Are You Missing Out by Not Having Kids?
What's in it for you when you choose to not parent?
Posted February 26, 2013
This is an important question to ponder as time goes by and your chance of becoming a parent gets slimmer and slimmer. Just today a young woman, age 28, was in my office expressing her frustration that her slightly older sister—married with two children, was making jokes about her becoming a “cat woman” if she doesn’t act soon. As usual, it’s a parent suggesting that someone who is happily childfree is missing out! We’ve all heard what a joy it is to hold your very own child and that the love one feels for that child is unmatched by any other. And we’ve all heard from parents who talk about the legacy they’ll leave behind. And many of us have too felt that we’re some kind of freak because we don’t have children.
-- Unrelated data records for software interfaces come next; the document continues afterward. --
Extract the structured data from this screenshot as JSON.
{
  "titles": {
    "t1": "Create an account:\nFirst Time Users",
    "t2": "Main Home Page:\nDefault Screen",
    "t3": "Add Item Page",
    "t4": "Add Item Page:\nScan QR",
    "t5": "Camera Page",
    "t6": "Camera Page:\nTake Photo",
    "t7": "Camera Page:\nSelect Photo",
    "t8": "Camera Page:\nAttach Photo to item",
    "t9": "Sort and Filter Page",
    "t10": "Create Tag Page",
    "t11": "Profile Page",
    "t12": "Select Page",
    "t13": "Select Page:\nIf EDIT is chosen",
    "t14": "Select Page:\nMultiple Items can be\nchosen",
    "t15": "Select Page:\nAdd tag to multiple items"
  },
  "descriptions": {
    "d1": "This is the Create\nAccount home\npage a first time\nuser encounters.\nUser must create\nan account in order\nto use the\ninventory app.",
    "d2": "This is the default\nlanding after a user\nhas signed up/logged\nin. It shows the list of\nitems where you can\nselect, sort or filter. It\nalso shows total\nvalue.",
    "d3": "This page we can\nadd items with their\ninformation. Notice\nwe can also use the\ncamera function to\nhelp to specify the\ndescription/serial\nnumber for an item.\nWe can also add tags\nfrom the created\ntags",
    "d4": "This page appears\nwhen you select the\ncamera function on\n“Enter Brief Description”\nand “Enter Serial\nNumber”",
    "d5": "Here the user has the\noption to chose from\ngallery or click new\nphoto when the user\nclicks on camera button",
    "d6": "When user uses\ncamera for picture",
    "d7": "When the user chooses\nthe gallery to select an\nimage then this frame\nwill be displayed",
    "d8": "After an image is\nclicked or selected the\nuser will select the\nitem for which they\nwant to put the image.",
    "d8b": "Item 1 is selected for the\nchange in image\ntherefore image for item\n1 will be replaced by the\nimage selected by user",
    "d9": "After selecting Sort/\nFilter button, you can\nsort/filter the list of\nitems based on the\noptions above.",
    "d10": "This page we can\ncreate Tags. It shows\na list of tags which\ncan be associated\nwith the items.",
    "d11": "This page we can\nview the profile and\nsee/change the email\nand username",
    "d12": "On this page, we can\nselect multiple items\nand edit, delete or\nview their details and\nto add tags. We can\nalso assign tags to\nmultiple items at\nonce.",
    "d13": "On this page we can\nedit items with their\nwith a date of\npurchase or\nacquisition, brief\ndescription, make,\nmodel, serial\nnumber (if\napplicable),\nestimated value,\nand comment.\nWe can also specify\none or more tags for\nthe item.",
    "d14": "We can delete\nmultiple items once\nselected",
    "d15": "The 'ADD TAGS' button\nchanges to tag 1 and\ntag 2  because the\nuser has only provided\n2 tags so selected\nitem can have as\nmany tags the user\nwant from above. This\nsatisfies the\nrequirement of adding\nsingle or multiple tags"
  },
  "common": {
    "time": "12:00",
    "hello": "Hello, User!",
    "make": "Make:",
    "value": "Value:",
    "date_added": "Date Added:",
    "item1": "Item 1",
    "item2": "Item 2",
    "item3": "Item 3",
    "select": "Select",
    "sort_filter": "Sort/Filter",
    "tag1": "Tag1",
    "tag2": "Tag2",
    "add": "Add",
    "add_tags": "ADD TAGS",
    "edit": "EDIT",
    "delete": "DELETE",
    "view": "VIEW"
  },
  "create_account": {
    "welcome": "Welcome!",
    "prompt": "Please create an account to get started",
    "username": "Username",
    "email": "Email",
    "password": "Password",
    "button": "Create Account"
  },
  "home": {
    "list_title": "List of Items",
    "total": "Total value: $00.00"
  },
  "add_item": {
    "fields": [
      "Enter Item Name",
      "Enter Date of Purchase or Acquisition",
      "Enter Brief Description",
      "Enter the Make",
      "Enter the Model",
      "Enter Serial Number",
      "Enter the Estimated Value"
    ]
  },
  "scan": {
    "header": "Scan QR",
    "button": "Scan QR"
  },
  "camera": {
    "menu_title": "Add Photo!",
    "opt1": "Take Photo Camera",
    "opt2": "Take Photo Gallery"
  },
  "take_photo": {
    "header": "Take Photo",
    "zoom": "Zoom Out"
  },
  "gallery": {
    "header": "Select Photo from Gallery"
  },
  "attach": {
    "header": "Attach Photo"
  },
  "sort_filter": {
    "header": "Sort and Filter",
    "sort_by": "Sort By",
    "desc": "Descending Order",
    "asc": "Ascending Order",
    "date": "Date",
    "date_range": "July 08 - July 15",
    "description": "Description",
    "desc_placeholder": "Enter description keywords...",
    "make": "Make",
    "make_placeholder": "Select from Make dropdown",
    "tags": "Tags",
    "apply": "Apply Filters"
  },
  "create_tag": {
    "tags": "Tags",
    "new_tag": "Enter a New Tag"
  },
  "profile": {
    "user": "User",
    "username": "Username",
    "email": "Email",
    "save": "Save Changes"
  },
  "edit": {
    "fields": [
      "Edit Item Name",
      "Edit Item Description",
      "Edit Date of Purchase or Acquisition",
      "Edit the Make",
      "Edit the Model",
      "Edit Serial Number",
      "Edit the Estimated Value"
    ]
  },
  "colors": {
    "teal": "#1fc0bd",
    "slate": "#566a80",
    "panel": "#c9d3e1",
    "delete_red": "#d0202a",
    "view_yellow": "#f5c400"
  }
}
When I’ve talked about some positives in my life associated with being childfree, some parents have actually said, “Me thinks the dost protest too much!” So, does this mean that whenever a parent goes on and on about how much she loves her child or about an activity the child is participating in this means that she’s taking every step to justify her choice? Most of us would agree that this is a crazy notion.
Let’s face it, the norm still today is becoming a parent, so if you choose to not do so you’re likely to be asked about your reasons and you may have an opportunity to share some of the positives in this life decision. Let’s take a look at a few.
1) More time for sleep. Many parents I know are chronically sleep deprived. They get up earlier than I do and hit the ground running. They’re responsible for themselves and for dependents too, and this means supervising and preparing meals, supervising self-care, disciplining another person, going to appointments, chauffeuring, and doing hundreds of other tasks that dependent children cannot do for themselves. And how many teens count on their parents to pick them up from late social gatherings on Friday nights? Time researchers say that parenting takes a lot of time, on average 8 hours a day for 3 children up through the age of 18, and this likely means fewer hours for sleep.
2) More time and energy for marital connecting. Couples who do not procreate are less likely to get out of their romantic friendship roles. How many parenting couples do you know who refer to one another as mother and father? Plus, it’s a fact that couples without kids have better sex lives and in general higher levels of marital satisfaction.
3) Energy for career goals. I spend 45 hours a week on my career and feel relief that at the end of the day I only have to take care of my three dogs. My job as a psychologist takes enormous emotional energy, and I’m not sure how much of this I’d have if I was giving it to a child. My evenings are spent getting myself rejuvenated for the next day’s work. My pups of course want attention and need to be fed and exercised, but if I choose, I can cheat a bit and have them come to cuddle in bed with me for a while.
4) Doing your part for the environment. I’m happy to see more and more being written about the environmental footprint of each human. Just last week I read that the single action you might take that would make the most difference in saving our world is to have fewer or no children. I feel proud of what I’m giving back as a childfree adult.
Pillow Fight in Bedroom by imagerymajestic: Freedigitalphotos.net.